And for the cream of the hilarious and weird, let's take a trip back to 1975 where once again, the ad is sponsored by Hostess snack products.  This one features the Archies, and there are just so many things that we have to discuss about this ad.  First, we might as well see it.  Technically, this one did not appear on the back of a comic book, but it's just too good NOT to post.

Okay, so let's start off with the unfortunate name of this storytisement.  'Good Deal'.  We'll see.

Basically we see the Archies at a recording studio with the full expectations that they will be paid MONEY for their hard work.  After all, a band's gotta eat and sleep and replace their guitar strings, right?

One problem.  There is no money.

Apparently, our boss took all of his money and spent it on...thousands of boxes of Hostess cupcakes.

Okay.  Seriously, what kind of moron would spend all of his money in processed snacks?  I mean, granted, I did enjoy the occasional Hostess age nine.  But the fact that the owner of the recording studio spent all his money on a whole carload of these treats...I mean, really?  What does that say about the legitimacy of the recording studio?  Would you want to record at a studio where the owner makes such impulsive decisions?

So, when the news is broken to the band, they are immediately angry (as they should be...I mean, the dude spent their wages on processed cupcakes), and they consider calling the police.

But, wait.  With one of the creepiest smiles I could ever see, and hope in his eyes, one of the representatives offers to pay the band in...Hostess cupcakes?!?

Um, yeah.  I can just imagine how well it would go if I was called into the office at my workplace and informed that instead of being paid in cash, I would be working for cupcakes, Twinkies, and fruit pies from the 1970s.  I probably wouldn't be working there much longer.

I mean, you can't buy clothing with cupcakes.  You can't pay your rent with cupcakes.  You can't deposit or withdraw cupcakes from your sweet tooth savings account.  The idea of paying ANYONE in baked goods is the most ridiculous thing that one can even think of doing.

Yet for the Archies, it was perfectly fine, and Betty makes the most dough-headed comment ever when she states that getting paid in cupcakes proves that money isn't everything.

Maybe not, but at least with money, you can buy a shelter, clothing, and basic necessities.  Good luck building a house out of cupcakes, guys.  They'll dissolve the first rainstorm you get.

Or, maybe with all the preservatives in them...maybe they won't.

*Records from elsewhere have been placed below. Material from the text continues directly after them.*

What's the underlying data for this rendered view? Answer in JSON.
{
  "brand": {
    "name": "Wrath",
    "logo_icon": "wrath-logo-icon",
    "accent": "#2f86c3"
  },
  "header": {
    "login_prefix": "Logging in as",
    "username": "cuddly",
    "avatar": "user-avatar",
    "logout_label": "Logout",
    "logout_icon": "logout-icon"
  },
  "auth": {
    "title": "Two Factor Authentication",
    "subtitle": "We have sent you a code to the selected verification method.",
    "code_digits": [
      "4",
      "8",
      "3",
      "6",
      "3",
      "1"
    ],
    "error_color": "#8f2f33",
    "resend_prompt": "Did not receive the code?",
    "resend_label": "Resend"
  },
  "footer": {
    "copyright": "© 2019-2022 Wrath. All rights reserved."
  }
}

1 comment:

  1. Haha had fun reading your article. Thank you actually, helped me with a project and also enlightened and introduced comic-book back-cover advertising to me.
    Nice :)